Data supplied =
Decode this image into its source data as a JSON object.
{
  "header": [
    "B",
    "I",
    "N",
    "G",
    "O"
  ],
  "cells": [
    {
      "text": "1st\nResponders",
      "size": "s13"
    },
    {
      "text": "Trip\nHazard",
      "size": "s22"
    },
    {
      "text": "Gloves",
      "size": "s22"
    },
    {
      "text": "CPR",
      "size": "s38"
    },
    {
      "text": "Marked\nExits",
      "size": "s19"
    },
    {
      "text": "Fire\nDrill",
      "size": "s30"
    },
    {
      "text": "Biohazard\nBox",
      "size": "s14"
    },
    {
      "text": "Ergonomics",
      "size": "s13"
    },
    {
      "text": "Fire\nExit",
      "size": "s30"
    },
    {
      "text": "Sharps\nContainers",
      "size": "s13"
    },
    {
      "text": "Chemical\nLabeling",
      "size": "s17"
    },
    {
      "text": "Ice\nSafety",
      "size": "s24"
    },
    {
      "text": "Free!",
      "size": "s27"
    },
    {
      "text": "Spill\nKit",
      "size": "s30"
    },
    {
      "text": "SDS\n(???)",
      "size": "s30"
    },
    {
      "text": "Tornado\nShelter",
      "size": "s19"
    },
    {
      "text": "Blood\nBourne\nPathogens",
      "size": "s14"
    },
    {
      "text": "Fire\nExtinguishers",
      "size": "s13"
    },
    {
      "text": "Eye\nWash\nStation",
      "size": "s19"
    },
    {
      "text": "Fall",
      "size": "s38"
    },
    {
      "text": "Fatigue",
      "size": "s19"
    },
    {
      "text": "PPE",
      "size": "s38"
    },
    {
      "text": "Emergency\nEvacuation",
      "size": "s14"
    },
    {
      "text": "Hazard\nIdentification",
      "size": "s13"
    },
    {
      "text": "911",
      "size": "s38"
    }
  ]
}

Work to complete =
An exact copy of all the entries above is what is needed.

Answer =
Decode this image into its source data as a JSON object.
{
  "header": [
    "B",
    "I",
    "N",
    "G",
    "O"
  ],
  "cells": [
    {
      "text": "1st\nResponders",
      "size": "s13"
    },
    {
      "text": "Trip\nHazard",
      "size": "s22"
    },
    {
      "text": "Gloves",
      "size": "s22"
    },
    {
      "text": "CPR",
      "size": "s38"
    },
    {
      "text": "Marked\nExits",
      "size": "s19"
    },
    {
      "text": "Fire\nDrill",
      "size": "s30"
    },
    {
      "text": "Biohazard\nBox",
      "size": "s14"
    },
    {
      "text": "Ergonomics",
      "size": "s13"
    },
    {
      "text": "Fire\nExit",
      "size": "s30"
    },
    {
      "text": "Sharps\nContainers",
      "size": "s13"
    },
    {
      "text": "Chemical\nLabeling",
      "size": "s17"
    },
    {
      "text": "Ice\nSafety",
      "size": "s24"
    },
    {
      "text": "Free!",
      "size": "s27"
    },
    {
      "text": "Spill\nKit",
      "size": "s30"
    },
    {
      "text": "SDS\n(???)",
      "size": "s30"
    },
    {
      "text": "Tornado\nShelter",
      "size": "s19"
    },
    {
      "text": "Blood\nBourne\nPathogens",
      "size": "s14"
    },
    {
      "text": "Fire\nExtinguishers",
      "size": "s13"
    },
    {
      "text": "Eye\nWash\nStation",
      "size": "s19"
    },
    {
      "text": "Fall",
      "size": "s38"
    },
    {
      "text": "Fatigue",
      "size": "s19"
    },
    {
      "text": "PPE",
      "size": "s38"
    },
    {
      "text": "Emergency\nEvacuation",
      "size": "s14"
    },
    {
      "text": "Hazard\nIdentification",
      "size": "s13"
    },
    {
      "text": "911",
      "size": "s38"
    }
  ]
}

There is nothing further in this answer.